  7. Practice Makes Perfect – Although you don’t want to memorize your entire presentation, if you want to improve your presentation skills, you do want to practice it a few times. As Mark Twain once said, “It usually takes me more than three weeks to prepare a good impromptu speech.” Practice in front of someone, and ask for their feedback. What points could you clarify more? What could you have done better? What did you do well?

About Colleen Kettenhofen, Leadership Expert

CREDENTIALS: Colleen Kettenhofen is an international workplace and employee management expert, award-winning corporate trainer, and conference keynote speaker. A media veteran, she has appeared on numerous radio shows around the country and has written more than 40 popular articles on diverse workplace issues. Colleen has delivered more than 1,100 entertaining programs in 48 states and five countries. She is the author of 10 published audio programs and two books including SECRETS YOUR BOSS ISN’T TELLING YOU.

Colleen Kettenhofen is available for keynotes, breakout sessions, and seminars by calling (623)340-7690.

Whether you do a great deal of public speaking because you’re in sales or you’re a supervisor–or both–either way you want to get your message across effectively. You might be a CEO who simply wants to improve public speaking skills to increase your credibility.

As a speaker who has delivered more than 1, 100 programs in 48 states and five countries, I can tell you that 95% of the success of your presentation is determined before you present. Good preparation reduces performance problems. And one of the best investments of your time is to practice delivering dramatic stories. It’s a secret ingredient in improving public speaking skills.

Gaining awareness is also important because you want to know how you’re being perceived. Armed with new insights, this will help you to be better prepared for your next presentation.

Short on time? Here are 2 quick tips for improving public speaking skills:

1) Great speakers engage listeners and help audience members relate to them by telling stories and using analogies. People respond positively to vivid images and pictures. They rarely remember all your words.

Your closing is the most important thing that stands out in your audience’s mind. Why? Because it’s what they hear last. Your opening is the second most important thing that stands out in your audience’s mind. So open and close with strong visual images that relate to your presentation’s main message, and that connect to your audience’s needs. Connecting with your audience is key!

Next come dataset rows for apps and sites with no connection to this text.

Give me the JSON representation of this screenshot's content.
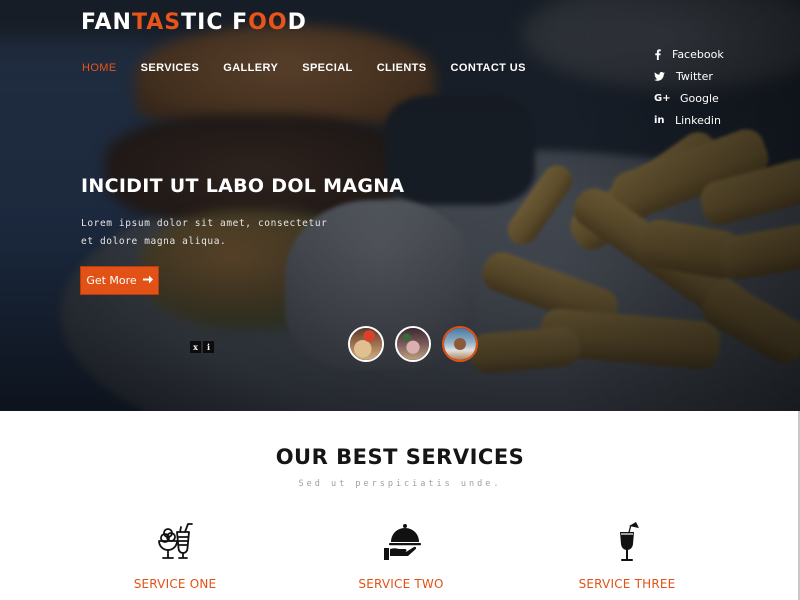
{
  "brand": {
    "logo_parts": [
      {
        "text": "FAN",
        "accent": false
      },
      {
        "text": "TAS",
        "accent": true
      },
      {
        "text": "TIC F",
        "accent": false
      },
      {
        "text": "OO",
        "accent": true
      },
      {
        "text": "D",
        "accent": false
      }
    ],
    "accent_color": "#e25115"
  },
  "nav": {
    "items": [
      {
        "label": "HOME",
        "active": true
      },
      {
        "label": "SERVICES",
        "active": false
      },
      {
        "label": "GALLERY",
        "active": false
      },
      {
        "label": "SPECIAL",
        "active": false
      },
      {
        "label": "CLIENTS",
        "active": false
      },
      {
        "label": "CONTACT US",
        "active": false
      }
    ]
  },
  "social": {
    "items": [
      {
        "icon": "facebook-icon",
        "glyph": "f",
        "label": "Facebook"
      },
      {
        "icon": "twitter-icon",
        "glyph": "🐦",
        "label": "Twitter"
      },
      {
        "icon": "google-plus-icon",
        "glyph": "G+",
        "label": "Google"
      },
      {
        "icon": "linkedin-icon",
        "glyph": "in",
        "label": "Linkedin"
      }
    ]
  },
  "hero": {
    "title": "INCIDIT UT LABO DOL MAGNA",
    "description": "Lorem ipsum dolor sit amet, consectetur et dolore magna aliqua.",
    "button_label": "Get More",
    "button_icon": "arrow-right-icon",
    "slider_prev": "x",
    "slider_next": "i",
    "thumbnails": [
      {
        "name": "thumbnail-1",
        "active": false
      },
      {
        "name": "thumbnail-2",
        "active": false
      },
      {
        "name": "thumbnail-3",
        "active": true
      }
    ]
  },
  "services": {
    "title": "OUR BEST SERVICES",
    "subtitle": "Sed ut perspiciatis unde.",
    "items": [
      {
        "label": "SERVICE ONE",
        "icon": "dessert-drink-icon"
      },
      {
        "label": "SERVICE TWO",
        "icon": "serving-cloche-icon"
      },
      {
        "label": "SERVICE THREE",
        "icon": "cocktail-icon"
      }
    ]
  }
}
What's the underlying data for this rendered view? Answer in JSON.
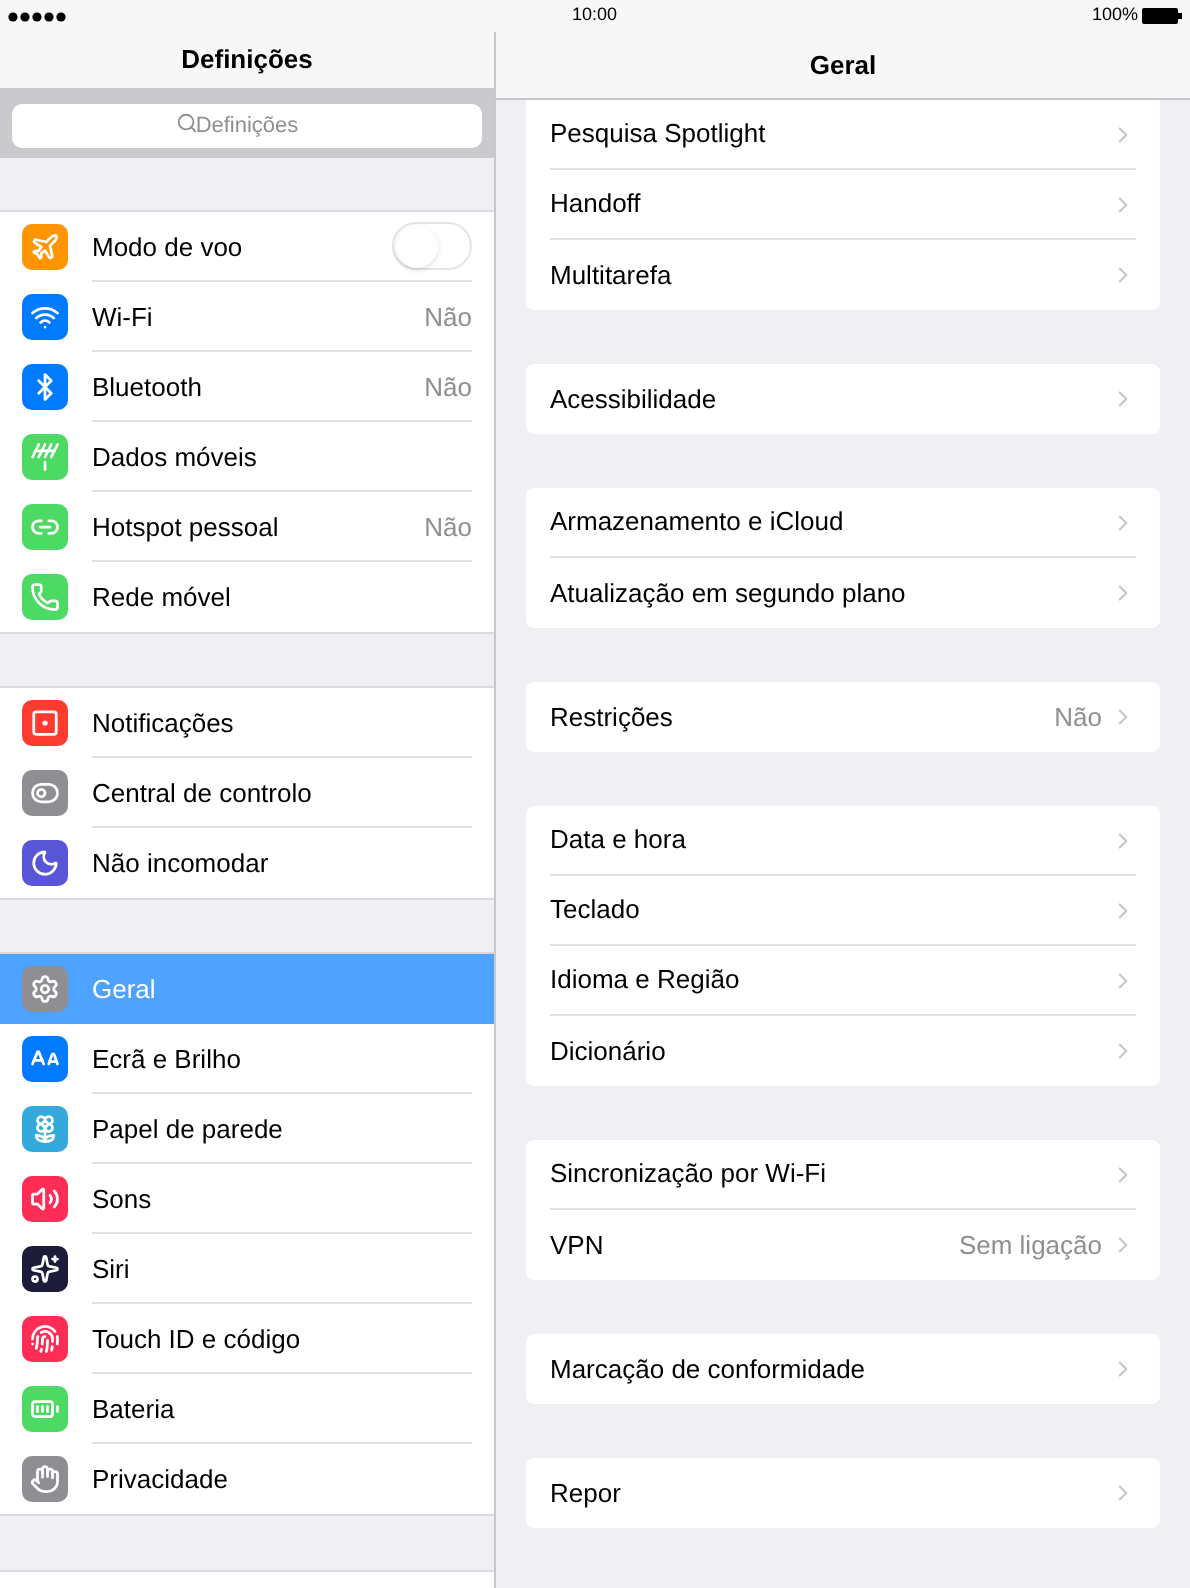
{
  "status_bar": {
    "time": "10:00",
    "battery": "100%"
  },
  "sidebar": {
    "title": "Definições",
    "search": {
      "placeholder": "Definições"
    },
    "groups": [
      {
        "items": [
          {
            "label": "Modo de voo",
            "kind": "toggle",
            "on": false,
            "selected": false
          },
          {
            "label": "Wi-Fi",
            "value": "Não",
            "kind": "link",
            "selected": false
          },
          {
            "label": "Bluetooth",
            "value": "Não",
            "kind": "link",
            "selected": false
          },
          {
            "label": "Dados móveis",
            "kind": "link",
            "selected": false
          },
          {
            "label": "Hotspot pessoal",
            "value": "Não",
            "kind": "link",
            "selected": false
          },
          {
            "label": "Rede móvel",
            "kind": "link",
            "selected": false
          }
        ]
      },
      {
        "items": [
          {
            "label": "Notificações",
            "kind": "link",
            "selected": false
          },
          {
            "label": "Central de controlo",
            "kind": "link",
            "selected": false
          },
          {
            "label": "Não incomodar",
            "kind": "link",
            "selected": false
          }
        ]
      },
      {
        "items": [
          {
            "label": "Geral",
            "kind": "link",
            "selected": true
          },
          {
            "label": "Ecrã e Brilho",
            "kind": "link",
            "selected": false
          },
          {
            "label": "Papel de parede",
            "kind": "link",
            "selected": false
          },
          {
            "label": "Sons",
            "kind": "link",
            "selected": false
          },
          {
            "label": "Siri",
            "kind": "link",
            "selected": false
          },
          {
            "label": "Touch ID e código",
            "kind": "link",
            "selected": false
          },
          {
            "label": "Bateria",
            "kind": "link",
            "selected": false
          },
          {
            "label": "Privacidade",
            "kind": "link",
            "selected": false
          }
        ]
      }
    ]
  },
  "detail": {
    "title": "Geral",
    "groups": [
      {
        "items": [
          {
            "label": "Pesquisa Spotlight"
          },
          {
            "label": "Handoff"
          },
          {
            "label": "Multitarefa"
          }
        ]
      },
      {
        "items": [
          {
            "label": "Acessibilidade"
          }
        ]
      },
      {
        "items": [
          {
            "label": "Armazenamento e iCloud"
          },
          {
            "label": "Atualização em segundo plano"
          }
        ]
      },
      {
        "items": [
          {
            "label": "Restrições",
            "value": "Não"
          }
        ]
      },
      {
        "items": [
          {
            "label": "Data e hora"
          },
          {
            "label": "Teclado"
          },
          {
            "label": "Idioma e Região"
          },
          {
            "label": "Dicionário"
          }
        ]
      },
      {
        "items": [
          {
            "label": "Sincronização por Wi-Fi"
          },
          {
            "label": "VPN",
            "value": "Sem ligação"
          }
        ]
      },
      {
        "items": [
          {
            "label": "Marcação de conformidade"
          }
        ]
      },
      {
        "items": [
          {
            "label": "Repor"
          }
        ]
      }
    ]
  }
}
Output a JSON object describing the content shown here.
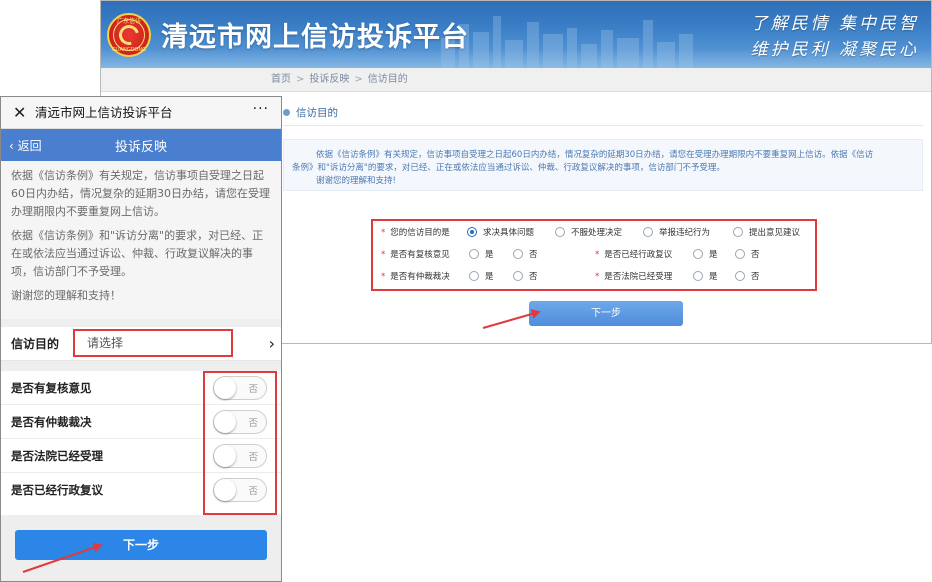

Another reason memorable stories are one of the best tools for improving public speaking skills is because you are involving the senses of your audience members. Narratives help your listeners make a movie in their heads by using appropriate humor, drama, and suspense. More than that, it keeps them awake.

2) Gain awareness. To reduce public speaking anxiety in the future, you need to find out how you’re currently perceived. Notice how people respond to you. In my public speaking seminars, I have the participants write down their  “liked best’s” and “next time’s” when they’re observing one of the attendees practicing a presentation.

Don’t be afraid to ask for honest feedback from colleagues you trust. Write down their comments so that you’ll remember what you did well and what to work on next time.

You’ve read just a couple of the tips I give when working with individuals and teams on improving public speaking skills. I also believe one of the most important ways to overcome nervousness with public speaking is through practice.

If you’re interested in a consultation (at no charge) to see if I can help you achieve your goals, please call me. My toll free office number is (800)323-0683 and (623)340-7690 locally in Phoenix, Arizona. Or, you can send me a brief email at  Thank you.

CREDENTIALS: Colleen Kettenhofen is an international workplace employee management expert, award-winning speaker, and speech coach. She has delivered more than 1,100 entertaining programs in 48 states and five countries. A media veteran, she has appeared on numerous radio shows around the country and has written more than 40 articles on diverse workplace issues. She is the author of 10 published audio programs and two books.